Here's an example: It's 20 minutes in and you see the enemy jungler ganking top lane. As a jungler, you are in the mid lane coming from fountain. What should you do? The instinct of many players in this situation would be to head top. Instead, your immediate thought should be dragon. 190 global gold and experience for your team is much bigger than a single kill. You should look to force the 4 v 3 and transition to take bot turret.
With knowledge, you can even predict how the enemy will play. As a jungler for my previous team, I knew all jungle times and exactly where each champion was going to gank depending on how the game was going. When I don't have ganks available (wards, too pushed, low hp, etc), I immediately put myself in the enemy jungler's shoes. At this point and time, what would I do if I was him? If you can predict what the enemy can do, you can ping / type to your teammates and prevent possible ganks. Even better, you can prepare a counter gank and turn the tide of a battle.
Here is a (hilarious) clip of me playing Shaco. I time his blue spawn, ward the perimeter, and command my mid to tag along. I predict his escape (not sure why he didn't take the shorter route to turret) and predict his ult.
“To know your Enemy, you must become your Enemy.”- Sun Tzu
COMMON MYTH BUSTED
3. Solo queue ELO doesn't mean anything.
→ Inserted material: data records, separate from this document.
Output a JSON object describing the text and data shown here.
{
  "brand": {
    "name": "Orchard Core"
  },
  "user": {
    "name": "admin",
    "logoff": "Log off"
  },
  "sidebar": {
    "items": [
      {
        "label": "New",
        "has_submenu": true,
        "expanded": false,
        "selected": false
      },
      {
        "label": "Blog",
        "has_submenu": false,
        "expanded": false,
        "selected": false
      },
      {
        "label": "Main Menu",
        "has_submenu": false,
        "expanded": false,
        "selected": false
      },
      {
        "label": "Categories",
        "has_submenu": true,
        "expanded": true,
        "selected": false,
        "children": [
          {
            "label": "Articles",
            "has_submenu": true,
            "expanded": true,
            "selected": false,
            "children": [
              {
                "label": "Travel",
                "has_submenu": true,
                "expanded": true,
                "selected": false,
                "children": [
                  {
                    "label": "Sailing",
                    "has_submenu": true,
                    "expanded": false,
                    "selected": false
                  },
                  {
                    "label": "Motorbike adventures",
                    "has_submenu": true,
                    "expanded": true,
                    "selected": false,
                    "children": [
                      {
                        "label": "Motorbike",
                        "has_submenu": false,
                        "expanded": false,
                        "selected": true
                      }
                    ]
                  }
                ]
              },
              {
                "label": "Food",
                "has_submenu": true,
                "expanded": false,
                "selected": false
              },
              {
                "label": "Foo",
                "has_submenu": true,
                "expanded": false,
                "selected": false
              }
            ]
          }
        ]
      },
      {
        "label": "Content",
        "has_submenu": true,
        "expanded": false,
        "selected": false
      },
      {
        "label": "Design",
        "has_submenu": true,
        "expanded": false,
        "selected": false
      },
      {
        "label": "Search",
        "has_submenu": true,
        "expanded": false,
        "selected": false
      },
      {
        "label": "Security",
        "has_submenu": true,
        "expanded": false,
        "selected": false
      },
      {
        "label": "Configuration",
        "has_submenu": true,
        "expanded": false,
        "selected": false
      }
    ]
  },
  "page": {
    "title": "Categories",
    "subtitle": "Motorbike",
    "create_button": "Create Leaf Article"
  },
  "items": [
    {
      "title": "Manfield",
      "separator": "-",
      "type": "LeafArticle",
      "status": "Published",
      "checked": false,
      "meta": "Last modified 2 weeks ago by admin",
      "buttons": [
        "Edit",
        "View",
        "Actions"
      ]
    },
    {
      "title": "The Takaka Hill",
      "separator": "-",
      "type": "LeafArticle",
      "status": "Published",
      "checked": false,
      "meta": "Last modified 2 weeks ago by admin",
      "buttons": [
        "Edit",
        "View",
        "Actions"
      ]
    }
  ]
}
While solo queue ELO might not be 100% indicative of your skill, it is a very large factor in determining your skill level. It may not attest to your level of communication, leadership, or teamwork skills, but it factors in many other attributes. There is a reason why no professional League player is 1200 ELO. Many pros have multiple 2k+ accounts. Their mechanics and understanding of the game have been refined and mastered and their knowledge of the game surpasses ours. Don't be the guy that says, "Solo queue ELO is nothing. I'm 1200 because of my teammates and solo queue is broken." Solo queue is not perfect and it has its flaws, but ultimately, it's reflective of you.